The Premier Soccer League is no longer about the Big Three teams
Posted: 4 December 2017 Time: 13:00
KickOff.com editor Tshepang Mailwane believes it's good that there is a shift in power, with 'The Big Three' struggling to get their hands on knockout competition trophies.
Football in South Africa has changed. It’s no longer about the big three teams of Mamelodi Sundowns, Kaizer Chiefs and Orlando Pirates.
The balance of power has shifted. Gone are the days when you’d see one of the giants lifting a trophy every season. Now they are finding it difficult to win knockout competitions while the likes of SuperSport United and Bidvest Wits get their hands on titles.
You’d just have to look at the cup finals in the last two-and-a-half seasons to see how much of a change there has been in PSL football. Not since 2015 has one of the big three clubs won a knockout competition, when Sundowns beat Chiefs in the Telkom Knockout final in Durban.
Pirates were the last of the big three clubs to play in a knockout competition final, but they were on the losing side in the Nedbank Cup decider played in Durban in June this year. On that night, Pirates did not resemble a big team as they were outclassed by a rampant SuperSport side coached by Stuart Baxter at the time.
Let’s go back a bit to see how football has changed.

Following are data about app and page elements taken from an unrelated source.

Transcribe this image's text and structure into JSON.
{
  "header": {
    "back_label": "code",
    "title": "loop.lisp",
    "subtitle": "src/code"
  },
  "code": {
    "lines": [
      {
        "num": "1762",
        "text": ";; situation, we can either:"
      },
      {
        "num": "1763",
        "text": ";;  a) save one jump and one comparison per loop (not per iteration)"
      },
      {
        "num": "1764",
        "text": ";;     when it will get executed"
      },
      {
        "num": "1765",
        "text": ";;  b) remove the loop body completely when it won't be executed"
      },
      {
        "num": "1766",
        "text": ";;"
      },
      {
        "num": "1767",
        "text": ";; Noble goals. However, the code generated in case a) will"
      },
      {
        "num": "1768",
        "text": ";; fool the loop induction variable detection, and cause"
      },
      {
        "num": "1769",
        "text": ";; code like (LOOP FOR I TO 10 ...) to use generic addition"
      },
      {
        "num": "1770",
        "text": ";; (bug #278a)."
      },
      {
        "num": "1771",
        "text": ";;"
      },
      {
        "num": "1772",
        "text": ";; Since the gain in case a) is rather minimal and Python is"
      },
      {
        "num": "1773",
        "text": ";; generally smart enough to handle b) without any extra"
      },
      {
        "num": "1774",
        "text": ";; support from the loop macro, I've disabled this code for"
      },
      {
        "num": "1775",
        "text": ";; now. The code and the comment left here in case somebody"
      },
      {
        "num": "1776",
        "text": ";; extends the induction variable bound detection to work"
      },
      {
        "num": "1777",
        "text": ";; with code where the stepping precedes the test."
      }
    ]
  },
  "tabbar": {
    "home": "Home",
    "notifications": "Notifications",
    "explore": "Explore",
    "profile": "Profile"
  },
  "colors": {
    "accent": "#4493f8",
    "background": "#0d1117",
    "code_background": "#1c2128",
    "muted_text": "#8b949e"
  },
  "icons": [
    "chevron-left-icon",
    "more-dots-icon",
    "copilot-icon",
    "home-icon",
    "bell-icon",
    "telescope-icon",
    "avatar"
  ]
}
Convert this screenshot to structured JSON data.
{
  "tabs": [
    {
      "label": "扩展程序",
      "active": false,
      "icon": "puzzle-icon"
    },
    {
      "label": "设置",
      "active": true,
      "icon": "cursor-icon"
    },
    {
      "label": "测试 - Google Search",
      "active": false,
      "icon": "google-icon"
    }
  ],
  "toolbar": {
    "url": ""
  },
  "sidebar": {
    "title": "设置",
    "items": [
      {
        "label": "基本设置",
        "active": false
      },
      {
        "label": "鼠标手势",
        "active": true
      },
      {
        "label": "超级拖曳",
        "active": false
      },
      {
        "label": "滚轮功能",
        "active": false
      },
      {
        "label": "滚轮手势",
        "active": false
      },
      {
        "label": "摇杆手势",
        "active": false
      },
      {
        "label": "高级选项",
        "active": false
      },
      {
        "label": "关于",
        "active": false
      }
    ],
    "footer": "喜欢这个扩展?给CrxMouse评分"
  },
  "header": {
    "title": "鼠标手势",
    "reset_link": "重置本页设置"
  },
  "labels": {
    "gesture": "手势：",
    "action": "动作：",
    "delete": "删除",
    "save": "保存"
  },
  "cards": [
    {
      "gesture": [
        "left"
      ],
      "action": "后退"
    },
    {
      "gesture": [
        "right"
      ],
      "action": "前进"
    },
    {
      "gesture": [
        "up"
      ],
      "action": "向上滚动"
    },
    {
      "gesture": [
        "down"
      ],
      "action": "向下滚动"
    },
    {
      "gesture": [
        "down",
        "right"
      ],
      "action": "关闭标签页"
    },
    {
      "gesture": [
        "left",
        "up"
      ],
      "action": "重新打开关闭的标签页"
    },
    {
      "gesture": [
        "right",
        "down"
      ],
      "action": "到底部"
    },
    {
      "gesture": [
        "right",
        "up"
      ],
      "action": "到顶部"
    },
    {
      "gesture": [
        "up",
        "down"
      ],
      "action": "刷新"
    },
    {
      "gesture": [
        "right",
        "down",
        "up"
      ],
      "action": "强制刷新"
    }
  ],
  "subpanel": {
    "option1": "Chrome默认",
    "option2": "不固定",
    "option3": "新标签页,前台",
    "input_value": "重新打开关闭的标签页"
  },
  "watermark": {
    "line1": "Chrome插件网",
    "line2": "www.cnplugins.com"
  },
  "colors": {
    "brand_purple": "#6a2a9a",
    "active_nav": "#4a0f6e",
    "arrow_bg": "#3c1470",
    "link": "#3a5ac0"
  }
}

In 2015/2016, Ajax Cape Town won the MTN8, Sundowns won the Telkom Knockout and SuperSport got their hands on the Nedbank Cup title.
Last season, Wits claimed the MTN8, Cape Town City were crowned Telkom Knockout champions and SuperSport claimed the Nedbank Cup.
This season we’ve already had two knockout competitions. SuperSport and Cape Town City were involved in a MTN8 showdown while Wits and Bloemfontein Celtic met in the Telkom Knockout over the weekend. The big three clubs have not featured in any of the finals this term and there’s one more knockout competition left for them to win.
While many of those who support the big three are likely to disagree, it's great that the local league is not predictable and different clubs get to celebrate having silverware in their cabinets. It gives many of the other clubs that are yet to taste victory hope that they too can one day get their hands on the trophies on offer in local football.
The balance of power has shifted and supporters of the big three clubs will probably have to wait a while before they see their clubs winning another knockout competition.